GIVEN DATA Block Start
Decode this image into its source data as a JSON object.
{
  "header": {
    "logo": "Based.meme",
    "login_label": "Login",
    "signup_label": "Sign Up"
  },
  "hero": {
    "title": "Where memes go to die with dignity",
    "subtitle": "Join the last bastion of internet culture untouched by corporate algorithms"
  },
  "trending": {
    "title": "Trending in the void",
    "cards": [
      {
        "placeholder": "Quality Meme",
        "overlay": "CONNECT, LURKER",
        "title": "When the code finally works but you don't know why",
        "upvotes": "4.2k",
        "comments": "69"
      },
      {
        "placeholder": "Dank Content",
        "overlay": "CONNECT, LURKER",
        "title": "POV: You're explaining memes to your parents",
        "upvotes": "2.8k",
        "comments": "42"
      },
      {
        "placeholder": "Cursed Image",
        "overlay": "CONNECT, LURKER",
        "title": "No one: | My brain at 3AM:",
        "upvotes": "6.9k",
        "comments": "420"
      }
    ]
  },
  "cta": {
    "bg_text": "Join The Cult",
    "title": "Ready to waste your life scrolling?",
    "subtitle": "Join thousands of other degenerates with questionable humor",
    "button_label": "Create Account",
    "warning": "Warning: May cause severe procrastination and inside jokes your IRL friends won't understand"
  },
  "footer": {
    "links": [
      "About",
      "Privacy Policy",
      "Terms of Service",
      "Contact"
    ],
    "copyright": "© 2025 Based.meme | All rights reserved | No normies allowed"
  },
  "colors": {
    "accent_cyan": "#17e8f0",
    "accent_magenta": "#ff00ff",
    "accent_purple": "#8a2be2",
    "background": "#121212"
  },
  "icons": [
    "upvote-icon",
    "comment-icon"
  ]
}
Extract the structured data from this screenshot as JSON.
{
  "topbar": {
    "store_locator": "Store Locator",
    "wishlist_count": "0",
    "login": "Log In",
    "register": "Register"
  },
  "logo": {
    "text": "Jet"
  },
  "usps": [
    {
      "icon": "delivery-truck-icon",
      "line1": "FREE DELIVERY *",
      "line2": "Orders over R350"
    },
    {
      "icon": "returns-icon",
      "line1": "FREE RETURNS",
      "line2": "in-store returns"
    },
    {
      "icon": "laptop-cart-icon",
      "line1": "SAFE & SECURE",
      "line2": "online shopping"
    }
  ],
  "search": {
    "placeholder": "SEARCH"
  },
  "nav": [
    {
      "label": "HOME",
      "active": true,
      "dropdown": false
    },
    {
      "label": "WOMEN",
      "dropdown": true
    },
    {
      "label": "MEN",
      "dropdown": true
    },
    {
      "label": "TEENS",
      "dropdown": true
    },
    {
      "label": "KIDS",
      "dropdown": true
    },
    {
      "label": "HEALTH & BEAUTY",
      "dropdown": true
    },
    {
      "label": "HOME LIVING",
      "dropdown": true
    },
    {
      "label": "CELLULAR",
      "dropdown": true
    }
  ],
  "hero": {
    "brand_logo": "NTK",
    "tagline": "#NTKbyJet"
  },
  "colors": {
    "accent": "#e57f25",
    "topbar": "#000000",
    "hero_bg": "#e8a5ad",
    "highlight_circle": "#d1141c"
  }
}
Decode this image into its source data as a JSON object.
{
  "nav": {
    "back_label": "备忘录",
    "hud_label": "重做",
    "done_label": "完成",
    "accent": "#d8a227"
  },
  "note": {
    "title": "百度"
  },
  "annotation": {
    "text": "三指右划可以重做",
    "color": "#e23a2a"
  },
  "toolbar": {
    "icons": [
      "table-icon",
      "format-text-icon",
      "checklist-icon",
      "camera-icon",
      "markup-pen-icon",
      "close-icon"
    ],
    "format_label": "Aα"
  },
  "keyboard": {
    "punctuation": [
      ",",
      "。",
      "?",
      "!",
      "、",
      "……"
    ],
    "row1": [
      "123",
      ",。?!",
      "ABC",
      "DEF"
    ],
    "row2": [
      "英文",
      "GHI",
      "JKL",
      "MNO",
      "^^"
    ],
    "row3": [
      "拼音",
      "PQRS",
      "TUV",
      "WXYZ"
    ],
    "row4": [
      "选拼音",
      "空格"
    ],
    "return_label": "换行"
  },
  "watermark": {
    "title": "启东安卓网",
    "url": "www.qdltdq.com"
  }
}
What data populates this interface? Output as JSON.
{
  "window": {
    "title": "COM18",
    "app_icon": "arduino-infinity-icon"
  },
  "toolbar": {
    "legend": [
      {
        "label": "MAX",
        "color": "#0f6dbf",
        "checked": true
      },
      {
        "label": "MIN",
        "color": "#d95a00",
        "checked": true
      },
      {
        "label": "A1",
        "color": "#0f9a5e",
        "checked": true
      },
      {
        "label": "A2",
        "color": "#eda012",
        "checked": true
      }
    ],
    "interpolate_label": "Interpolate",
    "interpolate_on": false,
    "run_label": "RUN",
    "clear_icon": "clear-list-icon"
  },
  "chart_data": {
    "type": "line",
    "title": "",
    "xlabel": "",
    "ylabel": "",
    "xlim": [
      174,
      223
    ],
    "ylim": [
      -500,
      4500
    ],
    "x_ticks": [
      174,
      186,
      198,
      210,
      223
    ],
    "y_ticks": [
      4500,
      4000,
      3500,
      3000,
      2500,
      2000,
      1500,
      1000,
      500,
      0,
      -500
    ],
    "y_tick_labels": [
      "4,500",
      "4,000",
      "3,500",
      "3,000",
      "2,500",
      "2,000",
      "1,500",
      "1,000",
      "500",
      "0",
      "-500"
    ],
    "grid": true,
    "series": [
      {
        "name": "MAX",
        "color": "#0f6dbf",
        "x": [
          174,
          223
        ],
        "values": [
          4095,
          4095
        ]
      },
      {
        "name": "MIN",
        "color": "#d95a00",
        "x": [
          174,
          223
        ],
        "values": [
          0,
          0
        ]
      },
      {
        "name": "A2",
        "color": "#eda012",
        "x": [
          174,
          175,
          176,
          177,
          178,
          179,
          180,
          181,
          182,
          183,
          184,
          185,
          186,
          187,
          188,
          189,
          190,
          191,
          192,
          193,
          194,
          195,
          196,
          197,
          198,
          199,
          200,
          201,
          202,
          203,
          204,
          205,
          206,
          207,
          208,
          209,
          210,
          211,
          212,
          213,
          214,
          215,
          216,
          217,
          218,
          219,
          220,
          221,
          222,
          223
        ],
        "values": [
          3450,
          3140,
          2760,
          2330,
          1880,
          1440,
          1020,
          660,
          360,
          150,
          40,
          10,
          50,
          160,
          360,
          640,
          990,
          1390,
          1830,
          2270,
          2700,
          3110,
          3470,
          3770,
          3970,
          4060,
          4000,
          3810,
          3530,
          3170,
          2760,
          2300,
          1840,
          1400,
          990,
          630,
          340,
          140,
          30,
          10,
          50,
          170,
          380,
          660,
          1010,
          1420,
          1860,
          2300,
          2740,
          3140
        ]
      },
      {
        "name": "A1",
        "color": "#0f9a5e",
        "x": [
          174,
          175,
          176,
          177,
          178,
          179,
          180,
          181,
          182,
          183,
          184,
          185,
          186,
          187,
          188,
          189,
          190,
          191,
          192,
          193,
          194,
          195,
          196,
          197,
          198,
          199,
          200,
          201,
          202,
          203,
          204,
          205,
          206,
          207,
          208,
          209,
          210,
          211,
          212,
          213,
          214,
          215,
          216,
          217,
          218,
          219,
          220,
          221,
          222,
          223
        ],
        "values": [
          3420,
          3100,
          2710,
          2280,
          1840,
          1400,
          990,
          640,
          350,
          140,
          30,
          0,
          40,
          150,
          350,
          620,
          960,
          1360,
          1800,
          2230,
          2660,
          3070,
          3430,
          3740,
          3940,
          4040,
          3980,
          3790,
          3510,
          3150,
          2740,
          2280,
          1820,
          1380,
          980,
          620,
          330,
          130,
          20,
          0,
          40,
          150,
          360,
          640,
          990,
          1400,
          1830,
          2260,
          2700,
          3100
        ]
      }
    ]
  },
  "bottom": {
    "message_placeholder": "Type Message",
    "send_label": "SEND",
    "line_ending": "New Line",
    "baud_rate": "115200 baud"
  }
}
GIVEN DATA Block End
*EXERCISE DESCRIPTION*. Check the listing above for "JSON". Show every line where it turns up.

*RESULT OF THIS EXERCISE*.
Decode this image into its source data as a JSON object.
Extract the structured data from this screenshot as JSON.
Decode this image into its source data as a JSON object.
What data populates this interface? Output as JSON.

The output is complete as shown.